Ferrari and Mercedes look like front runners at the moment and it’s fair to say there is some cautious optimism that 2017 won’t be dominated by one team. Of course, Ferrari had a good pre-season in 2016 and ended up not putting in any challenge across the season.
Red Bull and Williams also have looked good when they have been able to run, although reliability issues for Red Bull and on-track incidents for Williams have limited their running throughout testing.
Behind Red Bull and Williams, the midfield looks incredibly tight and is even more difficult to predict than usual. McLaren’s testing did not go well, its Honda power unit failing on several occasions. McLaren is therefore on the back foot heading into the early part of the season.
Haas’ braking issues have remained and this could hamper them early in the season, and Sauber’s year-old power unit will hold them back all season. It could prove costly in the World Constructors’ Championship.
In terms of actual predictions, I’m going to sit on the fence for the title. You would expect Mercedes to turn it up come Australia but Ferrari were clearly sandbagging in Barcelona.

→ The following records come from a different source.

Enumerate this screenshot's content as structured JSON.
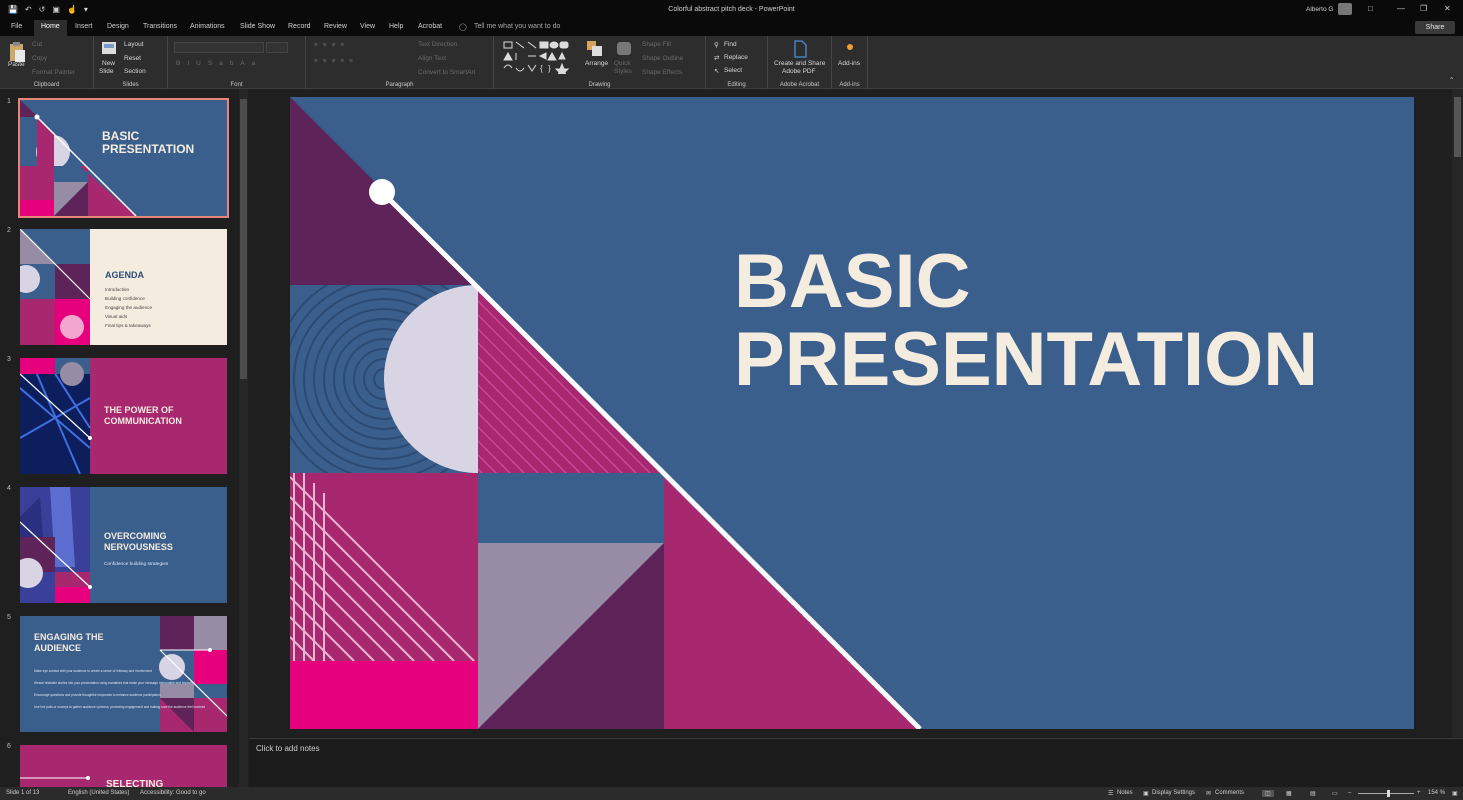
{
  "window": {
    "title": "Colorful abstract pitch deck  -  PowerPoint",
    "user": "Alberto G"
  },
  "tabs": [
    "File",
    "Home",
    "Insert",
    "Design",
    "Transitions",
    "Animations",
    "Slide Show",
    "Record",
    "Review",
    "View",
    "Help",
    "Acrobat"
  ],
  "tell_me": "Tell me what you want to do",
  "share_label": "Share",
  "ribbon": {
    "clipboard": {
      "paste": "Paste",
      "cut": "Cut",
      "copy": "Copy",
      "format_painter": "Format Painter",
      "label": "Clipboard"
    },
    "slides": {
      "new_slide": "New",
      "new_slide2": "Slide",
      "layout": "Layout",
      "reset": "Reset",
      "section": "Section",
      "label": "Slides"
    },
    "font": {
      "label": "Font"
    },
    "paragraph": {
      "text_direction": "Text Direction",
      "align_text": "Align Text",
      "convert_smartart": "Convert to SmartArt",
      "label": "Paragraph"
    },
    "drawing": {
      "arrange": "Arrange",
      "quick_styles": "Quick",
      "quick_styles2": "Styles",
      "shape_fill": "Shape Fill",
      "shape_outline": "Shape Outline",
      "shape_effects": "Shape Effects",
      "label": "Drawing"
    },
    "editing": {
      "find": "Find",
      "replace": "Replace",
      "select": "Select",
      "label": "Editing"
    },
    "acrobat": {
      "create1": "Create and Share",
      "create2": "Adobe PDF",
      "label": "Adobe Acrobat"
    },
    "addins": {
      "addins": "Add-ins",
      "label": "Add-ins"
    }
  },
  "thumbnails": [
    {
      "num": "1",
      "title1": "BASIC",
      "title2": "PRESENTATION"
    },
    {
      "num": "2",
      "title": "AGENDA",
      "items": [
        "Introduction",
        "Building confidence",
        "Engaging the audience",
        "Visual aids",
        "Final tips & takeaways"
      ]
    },
    {
      "num": "3",
      "title1": "THE POWER OF",
      "title2": "COMMUNICATION"
    },
    {
      "num": "4",
      "title1": "OVERCOMING",
      "title2": "NERVOUSNESS",
      "sub": "Confidence building strategies"
    },
    {
      "num": "5",
      "title1": "ENGAGING THE",
      "title2": "AUDIENCE",
      "body": [
        "Make eye contact with your audience to create a sense of intimacy and involvement",
        "Weave relatable stories into your presentation using narratives that make your message memorable and impactful",
        "Encourage questions and provide thoughtful responses to enhance audience participation",
        "Use live polls or surveys to gather audience opinions, promoting engagement and making sure the audience feel involved"
      ]
    },
    {
      "num": "6",
      "title1": "SELECTING"
    }
  ],
  "slide": {
    "title1": "BASIC",
    "title2": "PRESENTATION"
  },
  "notes_placeholder": "Click to add notes",
  "status": {
    "slide": "Slide 1 of 13",
    "language": "English (United States)",
    "accessibility": "Accessibility: Good to go",
    "notes": "Notes",
    "display": "Display Settings",
    "comments": "Comments",
    "zoom": "154 %"
  },
  "colors": {
    "blue": "#3a5f8c",
    "magenta": "#a8286f",
    "plum": "#5e2358",
    "pink": "#e6007e",
    "cream": "#f5ece0",
    "lavender": "#968ca6"
  }
}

Red Bull, too, you would expect more from. With Red Bull, I do not see Max Verstappen being the one to challenge at the top, and would expect Daniel Ricciardo to fight for the title. That said, Verstappen has amazed everyone throughout his very short career so far so he is one to keep an eye on.
At Ferrari, Sebastian Vettel will be up there. He has a history of coming strong in the second half of the season and that could be crucial in what looks like a tight championship battle. Both Mercedes drivers – Lewis Hamilton and Valtteri Bottas – will also be fighting at the top end. Hamilton wants to reclaim the title he lost to former teammate Nico Rosberg while Bottas will want to prove he is worth a contract extension after signing a one-year deal with Mercedes.
The drivers’ title will go to one of four drivers: Hamilton, Bottas, Ricciardo or Vettel. Very much sitting on the fence, I know.
The constructors’ title is also shaping up to be a very close fight. Red Bull arguably have the strongest line-up and, even if only one fights for the title, the other’s points could help with taking this title. Mercedes and Ferrari both have line-ups that complement each other; they will both pick up enough points to help the team challenge.
At the moment, based on testing form, you would say it’s between Mercedes and Ferrari. But Red Bull will come on strong as they usually do. One of these three teams will win the constructors’ title.
The group behind the “front three” is very difficult to predict. McLaren and Renault should come on strong as the season goes on due to budgets, while Williams has looked good at points in testing. Toro Rosso has lost a lot of running due to reliability, like McLaren. Force India has produced a decent car in recent times, but with new regulations it’s hard to see where it will be. However, in Sergio Perez and Esteban Ocon, they have two good drivers.
Haas and Sauber, I would expect, will be at the back of the midfield.
If you think your predictions are better than ours, we have a Fantasy GP League where you can take us on, the name is Stat League and the passcode 7192333